“Because I am Pathaan” is not the smartest justification for all the things one may choose to do in their life, but the creators of Pathaan seem to think so.
Before we begin, I am not ignorant of the intended message behind this film- secularity. Our country is in dire need of it, and SRK and Deepika Padukone have been victims of the lack of it. In this regard, the film attempts to be a heartwarming gesture…until it’s not.
If you have attempted- at the naive age of 13, or even 20, to arrive at a decent route to achieve the coveted idea of World Peace, perhaps you may have thought up a film like Pathaan.
To put it simply in the Indian context, perhaps you may have thought Kashmir a play toy that can easily switch between India and Pakistan until one country gets the upper hand.
Such thinking does more danger than good- because you manage to dehumanise the people living there. This is why the last bits of the film are especially painful to watch, when ‘Jim’ our antagonist (John Abraham) thinks it is very easy to ask for Kashmir to be handed over to Pakistan in 24 hours.
On the surface, these comments are great to keep your sense of patriotism flowing- especially in the theatre, but at its core, it reaffirms what everyone needs to know but chooses to ignore- We know nothing about the land, people or politics of Kashmir, despite constantly claiming to want it.
Pathaan also demonstrates haste. It was like this one film was the last film to do everything we want. So from India-Pakistan conflicts to Pandemic fears, to a subtle tribute to the Avengers, Pathaan builds weak links, playing monkey bars into each topic with a side of bad jokes.

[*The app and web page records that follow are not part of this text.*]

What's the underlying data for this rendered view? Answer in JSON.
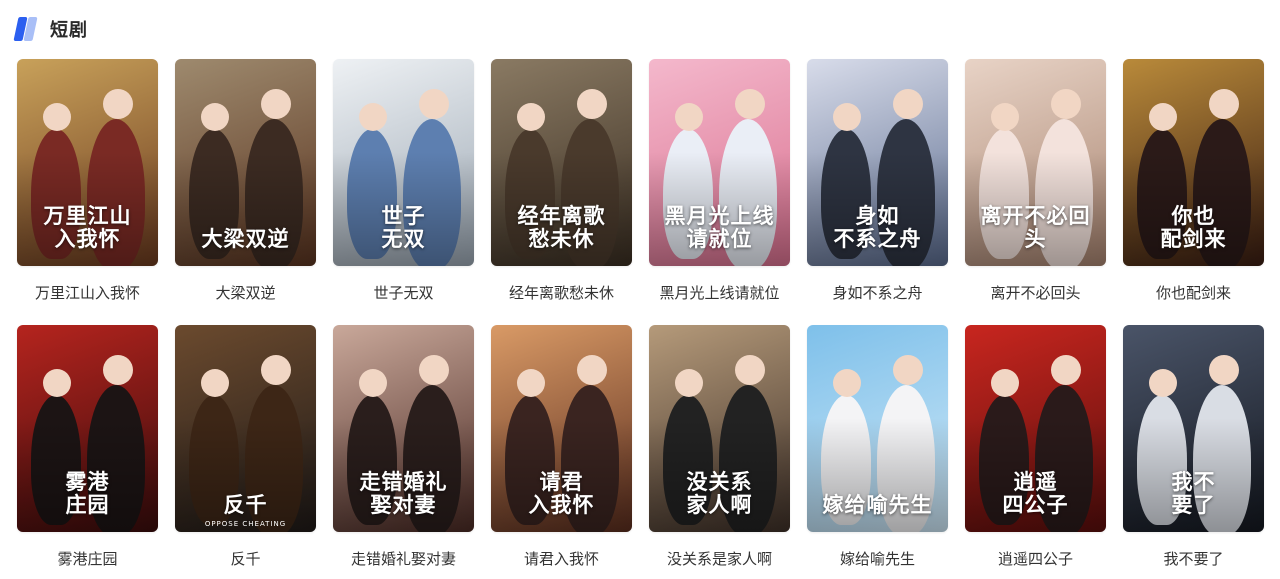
{
  "section": {
    "title": "短剧",
    "icon": "section-mark-icon"
  },
  "dramas": [
    {
      "title": "万里江山入我怀",
      "poster_text": "万里江山\n入我怀",
      "poster_sub": "",
      "colors": [
        "#c8a15a",
        "#6b3a1f"
      ],
      "figure": "#7a2a24"
    },
    {
      "title": "大梁双逆",
      "poster_text": "大梁双逆",
      "poster_sub": "",
      "colors": [
        "#9e8a6e",
        "#5a3420"
      ],
      "figure": "#3c2b22"
    },
    {
      "title": "世子无双",
      "poster_text": "世子\n无双",
      "poster_sub": "",
      "colors": [
        "#eef1f4",
        "#9aa6b2"
      ],
      "figure": "#5d7fb0"
    },
    {
      "title": "经年离歌愁未休",
      "poster_text": "经年离歌\n愁未休",
      "poster_sub": "",
      "colors": [
        "#8a7a63",
        "#3a2e22"
      ],
      "figure": "#4a3a2c"
    },
    {
      "title": "黑月光上线请就位",
      "poster_text": "黑月光上线\n请就位",
      "poster_sub": "",
      "colors": [
        "#f4b8cc",
        "#d9708f"
      ],
      "figure": "#eaeef6"
    },
    {
      "title": "身如不系之舟",
      "poster_text": "身如\n不系之舟",
      "poster_sub": "",
      "colors": [
        "#d8dcea",
        "#5a6b8e"
      ],
      "figure": "#2e3442"
    },
    {
      "title": "离开不必回头",
      "poster_text": "离开不必回头",
      "poster_sub": "",
      "colors": [
        "#e8d3c6",
        "#a88470"
      ],
      "figure": "#f3e2dc"
    },
    {
      "title": "你也配剑来",
      "poster_text": "你也\n配剑来",
      "poster_sub": "",
      "colors": [
        "#b98a3a",
        "#3a1d12"
      ],
      "figure": "#2b1a18"
    },
    {
      "title": "雾港庄园",
      "poster_text": "雾港\n庄园",
      "poster_sub": "",
      "colors": [
        "#b5241e",
        "#3a0c0c"
      ],
      "figure": "#1c1414"
    },
    {
      "title": "反千",
      "poster_text": "反千",
      "poster_sub": "OPPOSE CHEATING",
      "colors": [
        "#6b4a2e",
        "#1f1a18"
      ],
      "figure": "#3d2616"
    },
    {
      "title": "走错婚礼娶对妻",
      "poster_text": "走错婚礼\n娶对妻",
      "poster_sub": "",
      "colors": [
        "#c9a89a",
        "#4a2a24"
      ],
      "figure": "#2a1e1c"
    },
    {
      "title": "请君入我怀",
      "poster_text": "请君\n入我怀",
      "poster_sub": "",
      "colors": [
        "#d99a66",
        "#5a2d1e"
      ],
      "figure": "#3a2420"
    },
    {
      "title": "没关系是家人啊",
      "poster_text": "没关系\n家人啊",
      "poster_sub": "",
      "colors": [
        "#b59a7a",
        "#3e3028"
      ],
      "figure": "#222222"
    },
    {
      "title": "嫁给喻先生",
      "poster_text": "嫁给喻先生",
      "poster_sub": "",
      "colors": [
        "#7ec0ea",
        "#cfe8f7"
      ],
      "figure": "#f4f4f6"
    },
    {
      "title": "逍遥四公子",
      "poster_text": "逍遥\n四公子",
      "poster_sub": "",
      "colors": [
        "#c8261f",
        "#5a0e0c"
      ],
      "figure": "#2a1a1a"
    },
    {
      "title": "我不要了",
      "poster_text": "我不\n要了",
      "poster_sub": "",
      "colors": [
        "#4a5468",
        "#141820"
      ],
      "figure": "#d9dde4"
    }
  ]
}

In the end, each issue is either left incomplete or addressed unsuccessfully. For example, when our antagonist Jim attempts to unleash a new Pandemic into the world by ‘creating’ a virus in the lab- which felt like a great disservice to all the science going into screaming that COVID-19 Pandemic was not manufactured in a lab by some country. Or even when Jim gives the Indian government ’24 hours’ for Kashmir and then they never bring it up again, or the abrogation of Article 370- another serious issue mentioned at the beginning and the end of the film, but not being addressed the way it deserved to be.
But you may argue that this was not the film’s genre or job. And I will say, “Then? Were they running some competition to give special mention to all the things that affected our country last year and leave?”
The last visible scab I want to pick is what we began with- SRK’s explanation for everything being simply that he is a Pathaan. Over the past few days, while creating the excitement to watch this movie, I have engaged in conversations with several Pakistani (Pathaan) taxi drivers, instructors, and friends about whether they will watch it. They say yes, beaming with pride. They say this movie glorifies their culture, that SRK is actually a Pathaan, and that they are happy to have him recognise this origin in trying times.
When will we give up on glowing from our lineages? In this way, the movie also exposes the disappointing shadow of caste pride that prevails among the Muslim community. In doing this, we are once again doing a great disservice to the Pasmanda Muslims.
Side note, I am not sure if travelling to a new country every week (Planning robbery in Spain, executing robbery in Russia, and finally watching plan crescendo in Afghanistan) and doing government work should be considered “culture”- so technically, the name of the film becomes misleading.
If one can accept these flaws in logic, one can happily watch this film- especially before the interval- for the lovely chemistry combusting between Rubai (Deepika Padukone) and Pathaan (SRK). Rubai is a boss woman who owns her sexuality throughout, well aware that she looks “bomb” and unapologetically using it. She is never sidelined as the pretty heroine- although there are some unnecessary fleeting moments where her character steps down to feed the limelight to our Pathaan.
To be fair, shirtless Shah Rukh Khan and John Abraham, plus a very stunning Deepika Padukone is a 3-hour visual treat I would not want anyone to miss, and perhaps this was the creator’s game plan too, hence the lack of focus on the story line. Judging from the box office numbers, they were not wrong.